(Source material begins)
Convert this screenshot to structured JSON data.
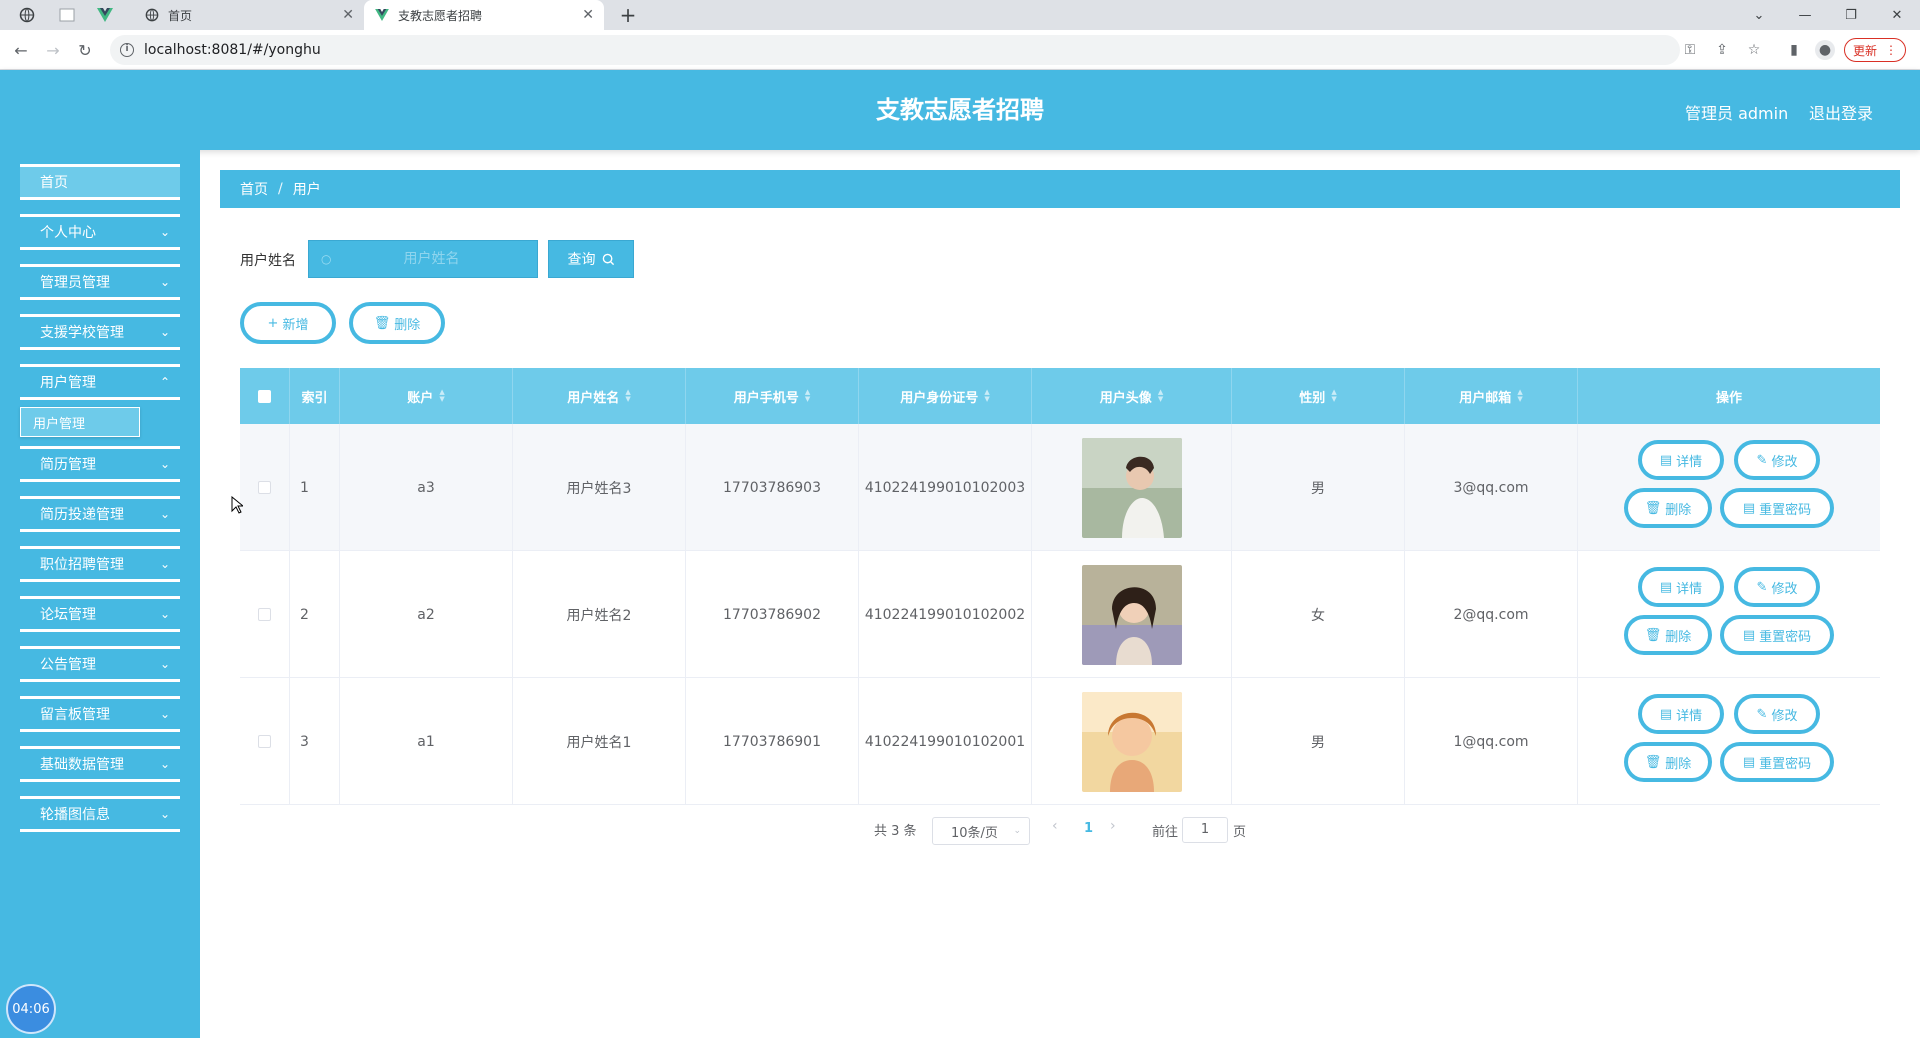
{
  "browser": {
    "tabs": [
      {
        "title": "首页"
      },
      {
        "title": "支教志愿者招聘"
      }
    ],
    "url": "localhost:8081/#/yonghu",
    "update_label": "更新"
  },
  "header": {
    "title": "支教志愿者招聘",
    "user": "管理员 admin",
    "logout": "退出登录"
  },
  "sidebar": {
    "items": [
      {
        "label": "首页"
      },
      {
        "label": "个人中心"
      },
      {
        "label": "管理员管理"
      },
      {
        "label": "支援学校管理"
      },
      {
        "label": "用户管理"
      },
      {
        "label": "简历管理"
      },
      {
        "label": "简历投递管理"
      },
      {
        "label": "职位招聘管理"
      },
      {
        "label": "论坛管理"
      },
      {
        "label": "公告管理"
      },
      {
        "label": "留言板管理"
      },
      {
        "label": "基础数据管理"
      },
      {
        "label": "轮播图信息"
      }
    ],
    "subitem": "用户管理"
  },
  "breadcrumb": {
    "home": "首页",
    "current": "用户"
  },
  "search": {
    "label": "用户姓名",
    "placeholder": "用户姓名",
    "button": "查询"
  },
  "actions": {
    "add": "新增",
    "delete": "删除"
  },
  "table": {
    "columns": [
      "索引",
      "账户",
      "用户姓名",
      "用户手机号",
      "用户身份证号",
      "用户头像",
      "性别",
      "用户邮箱",
      "操作"
    ],
    "rows": [
      {
        "index": "1",
        "account": "a3",
        "name": "用户姓名3",
        "phone": "17703786903",
        "id_card": "410224199010102003",
        "gender": "男",
        "email": "3@qq.com"
      },
      {
        "index": "2",
        "account": "a2",
        "name": "用户姓名2",
        "phone": "17703786902",
        "id_card": "410224199010102002",
        "gender": "女",
        "email": "2@qq.com"
      },
      {
        "index": "3",
        "account": "a1",
        "name": "用户姓名1",
        "phone": "17703786901",
        "id_card": "410224199010102001",
        "gender": "男",
        "email": "1@qq.com"
      }
    ],
    "row_actions": {
      "detail": "详情",
      "edit": "修改",
      "delete": "删除",
      "reset": "重置密码"
    }
  },
  "pagination": {
    "total": "共 3 条",
    "page_size": "10条/页",
    "current": "1",
    "goto": "前往",
    "goto_value": "1",
    "unit": "页"
  },
  "timer": "04:06",
  "colors": {
    "primary": "#46b9e2",
    "primary_light": "#6ecbea"
  }
}
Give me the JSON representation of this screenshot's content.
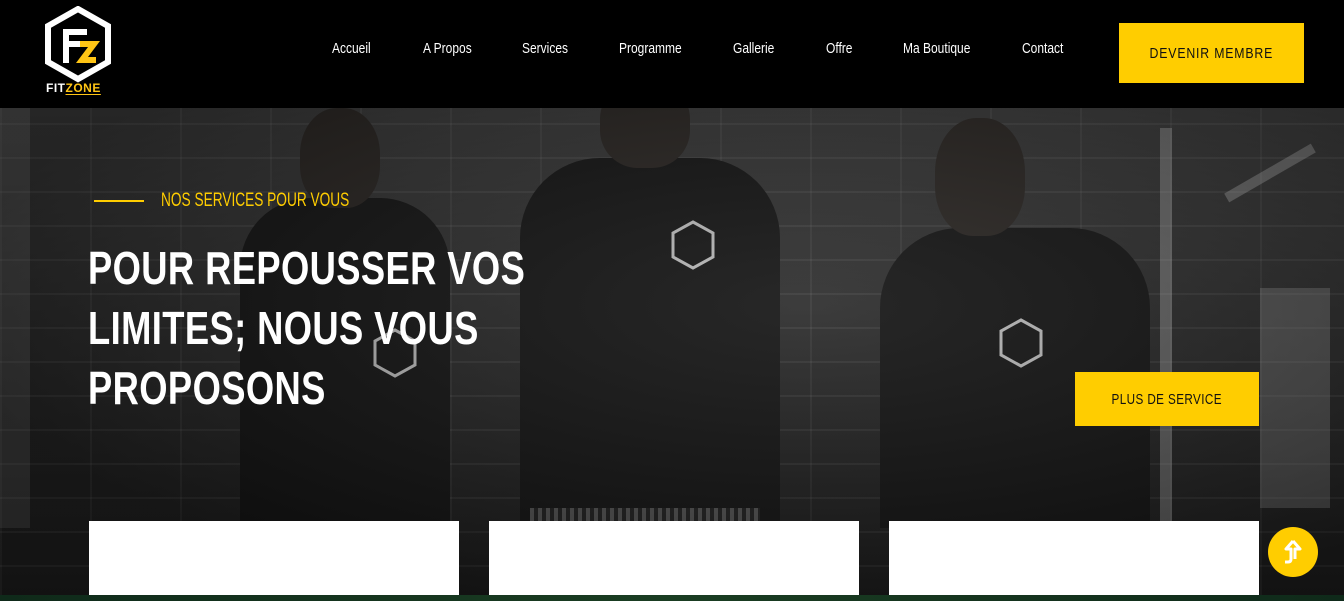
{
  "brand": {
    "logo_fit": "FIT",
    "logo_zone": "ZONE",
    "accent_color": "#ffcd00"
  },
  "nav": {
    "items": [
      {
        "label": "Accueil"
      },
      {
        "label": "A Propos"
      },
      {
        "label": "Services"
      },
      {
        "label": "Programme"
      },
      {
        "label": "Gallerie"
      },
      {
        "label": "Offre"
      },
      {
        "label": "Ma Boutique"
      },
      {
        "label": "Contact"
      }
    ],
    "cta_label": "DEVENIR MEMBRE"
  },
  "hero": {
    "eyebrow": "NOS SERVICES POUR VOUS",
    "headline_lines": [
      "POUR REPOUSSER VOS",
      "LIMITES; NOUS VOUS",
      "PROPOSONS"
    ],
    "cta_label": "PLUS DE SERVICE"
  },
  "scroll_top": {
    "icon": "arrow-up-icon"
  }
}
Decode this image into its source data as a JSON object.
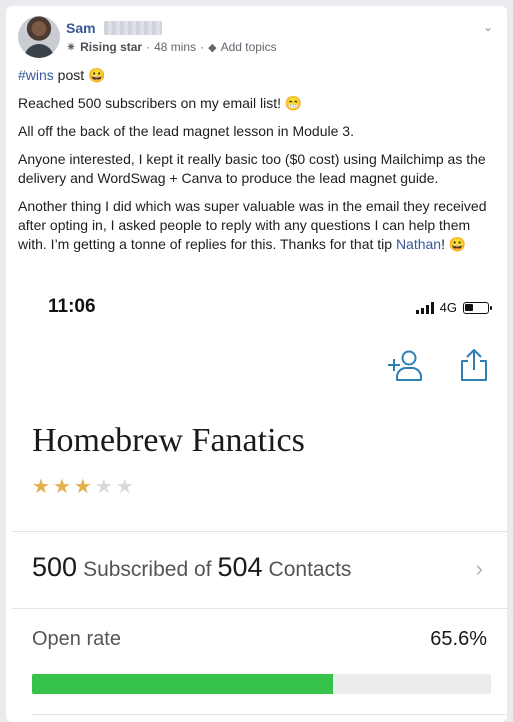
{
  "post": {
    "author": "Sam",
    "badge_icon": "star-badge-icon",
    "badge": "Rising star",
    "separator": "·",
    "time": "48 mins",
    "add_topics": "Add topics",
    "hashtag": "#wins",
    "line1_rest": " post 😀",
    "line2": "Reached 500 subscribers on my email list! 😁",
    "line3": "All off the back of the lead magnet lesson in Module 3.",
    "line4": "Anyone interested, I kept it really basic too ($0 cost) using Mailchimp as the delivery and WordSwag + Canva to produce the lead magnet guide.",
    "line5": "Another thing I did which was super valuable was in the email they received after opting in, I asked people to reply with any questions I can help them with. I’m getting a tonne of replies for this. Thanks for that tip ",
    "mention": "Nathan",
    "line5_end": "! 😀"
  },
  "screenshot": {
    "time": "11:06",
    "network": "4G",
    "list_name": "Homebrew Fanatics",
    "rating": 3,
    "rating_max": 5,
    "subscribed_count": "500",
    "subscribed_label": "Subscribed of",
    "contacts_count": "504",
    "contacts_label": "Contacts",
    "open_rate_label": "Open rate",
    "open_rate_value": "65.6%",
    "open_rate_fraction": 0.656,
    "accent_color": "#36c34a"
  }
}
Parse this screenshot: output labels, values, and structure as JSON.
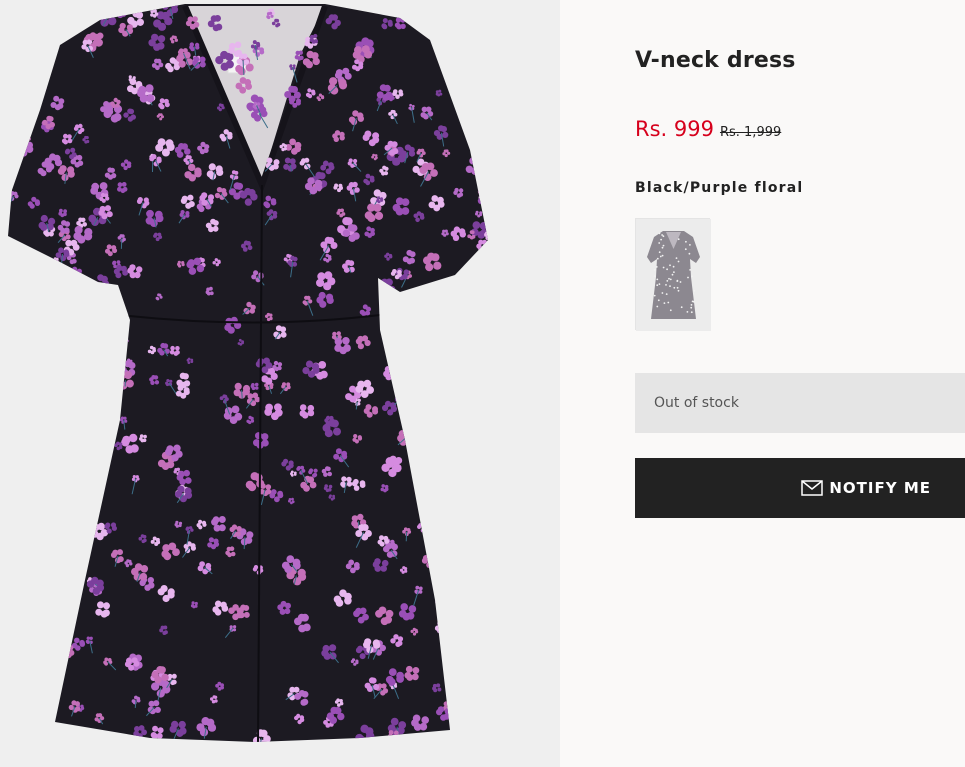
{
  "product": {
    "title": "V-neck dress",
    "price_current": "Rs. 999",
    "price_original": "Rs. 1,999",
    "color_name": "Black/Purple floral",
    "stock_status": "Out of stock",
    "notify_label": "NOTIFY ME",
    "notify_icon": "envelope-icon"
  },
  "colors": {
    "sale_price": "#d6001c",
    "button_bg": "#222222",
    "stock_bg": "#e5e5e5",
    "image_bg": "#efefef",
    "dress_base": "#1c1a22",
    "flower_main": "#b56ac8"
  }
}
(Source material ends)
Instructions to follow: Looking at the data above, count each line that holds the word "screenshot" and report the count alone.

Solution to this problem: 4